Swimmer’s shoulder is most often associated with the overhead arm motions of the freestyle and butterfly strokes, although the backstroke can also increase the risk of this condition. Poor swimming technique and overtraining cause the muscles to become fatigued, which results in the swimmer using more strokes to cover the same distance. The tendons in the rotator cuff become inflamed, causing pain that can be constant or brought on by certain motions.

Breaststroke knee usually refers either to an irritation of the bursa in the knee, or to a sprain of the medial collateral ligament of the knee. Both can be caused by improper kicking technique.

Treatments for both swimmer’s shoulder and breaststroke knee include rest, ice, and nonsteroidal anti-inflammatory medications such as ibuprofen. Patients with severe cases sometimes receive corticosteroid injections. For patients with swimmer’s shoulder, physical therapy usually helps to improve rotator cuff flexibility and strengthen shoulder muscles. For those with breaststroke knee, physical therapy can strengthen the muscles surrounding the knee and increase the knee’s range of motion. If your bursa is swollen, your doctor may remove fluid with a needle.

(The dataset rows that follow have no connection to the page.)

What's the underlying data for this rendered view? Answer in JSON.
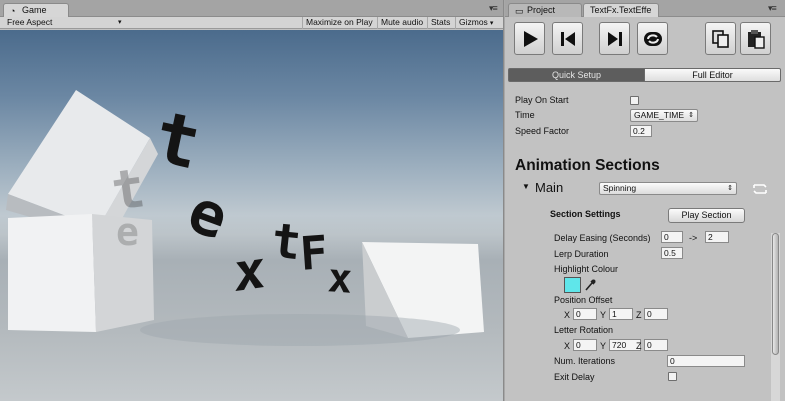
{
  "game_panel": {
    "tab_label": "Game",
    "toolbar": {
      "aspect": "Free Aspect",
      "maximize": "Maximize on Play",
      "mute": "Mute audio",
      "stats": "Stats",
      "gizmos": "Gizmos"
    },
    "scene_letters": [
      "t",
      "e",
      "x",
      "t",
      "F",
      "x"
    ],
    "ghost_letters": [
      "t",
      "e"
    ]
  },
  "inspector": {
    "tabs": {
      "project": "Project",
      "textfx": "TextFx.TextEffe"
    },
    "buttons": [
      "play",
      "step-back",
      "step-forward",
      "loop",
      "copy",
      "paste"
    ],
    "mode_tabs": {
      "quick": "Quick Setup",
      "full": "Full Editor"
    },
    "play_on_start": {
      "label": "Play On Start",
      "checked": false
    },
    "time": {
      "label": "Time",
      "value": "GAME_TIME"
    },
    "speed_factor": {
      "label": "Speed Factor",
      "value": "0.2"
    },
    "animation_sections_title": "Animation Sections",
    "main": {
      "label": "Main",
      "preset": "Spinning"
    },
    "section_settings": {
      "title": "Section Settings",
      "play_button": "Play Section",
      "delay_easing": {
        "label": "Delay Easing (Seconds)",
        "from": "0",
        "arrow": "->",
        "to": "2"
      },
      "lerp_duration": {
        "label": "Lerp Duration",
        "value": "0.5"
      },
      "highlight_colour": {
        "label": "Highlight Colour",
        "color": "#5fe6ea"
      },
      "position_offset": {
        "label": "Position Offset",
        "x": "0",
        "y": "1",
        "z": "0"
      },
      "letter_rotation": {
        "label": "Letter Rotation",
        "x": "0",
        "y": "720",
        "z": "0"
      },
      "iterations": {
        "label": "Num. Iterations",
        "value": "0"
      },
      "exit_delay": {
        "label": "Exit Delay",
        "checked": false
      }
    },
    "axis_labels": {
      "x": "X",
      "y": "Y",
      "z": "Z"
    }
  }
}
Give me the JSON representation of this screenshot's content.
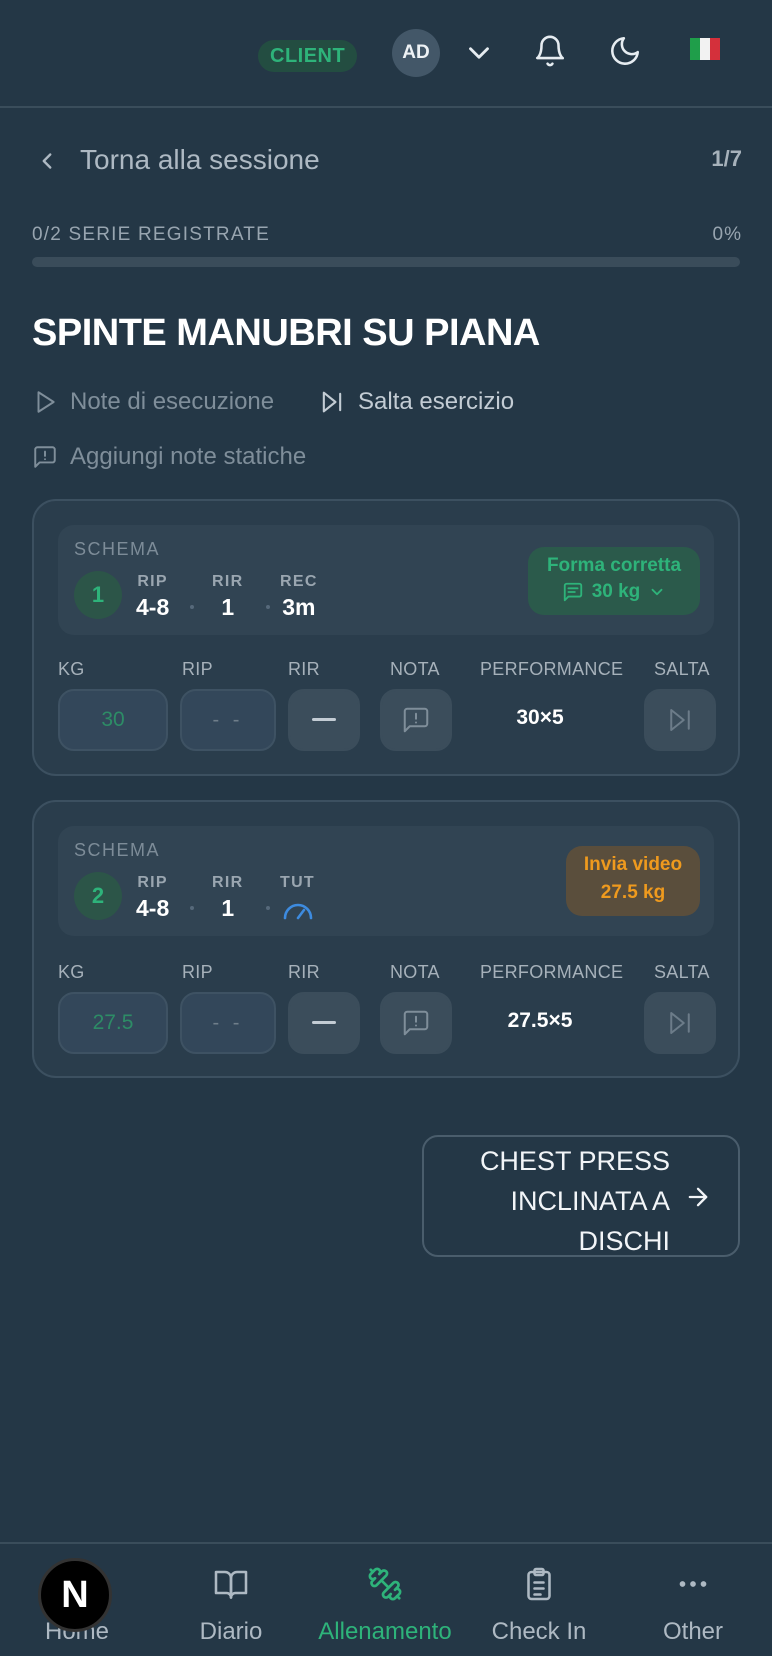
{
  "header": {
    "role_badge": "CLIENT",
    "avatar_initials": "AD",
    "flag": "🇮🇹",
    "icons": [
      "chevron-down-icon",
      "bell-icon",
      "moon-icon",
      "italy-flag-icon"
    ]
  },
  "nav_back": {
    "label": "Torna alla sessione",
    "pager": "1/7"
  },
  "progress": {
    "label": "0/2 SERIE REGISTRATE",
    "percent_label": "0%",
    "value": 0
  },
  "exercise": {
    "title": "SPINTE MANUBRI SU PIANA",
    "actions": {
      "execution_notes": "Note di esecuzione",
      "skip_exercise": "Salta esercizio",
      "static_notes": "Aggiungi note statiche"
    }
  },
  "columns": {
    "kg": "KG",
    "rip": "RIP",
    "rir": "RIR",
    "nota": "NOTA",
    "performance": "PERFORMANCE",
    "salta": "SALTA"
  },
  "sets": [
    {
      "schema_label": "SCHEMA",
      "number": "1",
      "params": [
        {
          "key": "RIP",
          "value": "4-8"
        },
        {
          "key": "RIR",
          "value": "1"
        },
        {
          "key": "REC",
          "value": "3m"
        }
      ],
      "pill": {
        "title": "Forma corretta",
        "value": "30 kg"
      },
      "kg_placeholder": "30",
      "rip_placeholder": "- -",
      "performance": "30×5"
    },
    {
      "schema_label": "SCHEMA",
      "number": "2",
      "params": [
        {
          "key": "RIP",
          "value": "4-8"
        },
        {
          "key": "RIR",
          "value": "1"
        },
        {
          "key": "TUT",
          "value": ""
        }
      ],
      "pill": {
        "title": "Invia video",
        "value": "27.5 kg"
      },
      "kg_placeholder": "27.5",
      "rip_placeholder": "- -",
      "performance": "27.5×5"
    }
  ],
  "next_exercise": {
    "label": "CHEST PRESS INCLINATA A DISCHI"
  },
  "bottom_nav": [
    {
      "label": "Home",
      "icon": "home-icon"
    },
    {
      "label": "Diario",
      "icon": "book-icon"
    },
    {
      "label": "Allenamento",
      "icon": "dumbbell-icon",
      "active": true
    },
    {
      "label": "Check In",
      "icon": "clipboard-icon"
    },
    {
      "label": "Other",
      "icon": "more-icon"
    }
  ],
  "framework_badge": "N",
  "colors": {
    "background": "#243746",
    "accent_green": "#2eb37a",
    "accent_orange": "#ef9a1e",
    "tut_blue": "#3d8bdf"
  }
}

Simple precautions such as warming up and stretching can reduce the risk of swimming injuries. With proper preparation, almost anyone can benefit from this very safe sport.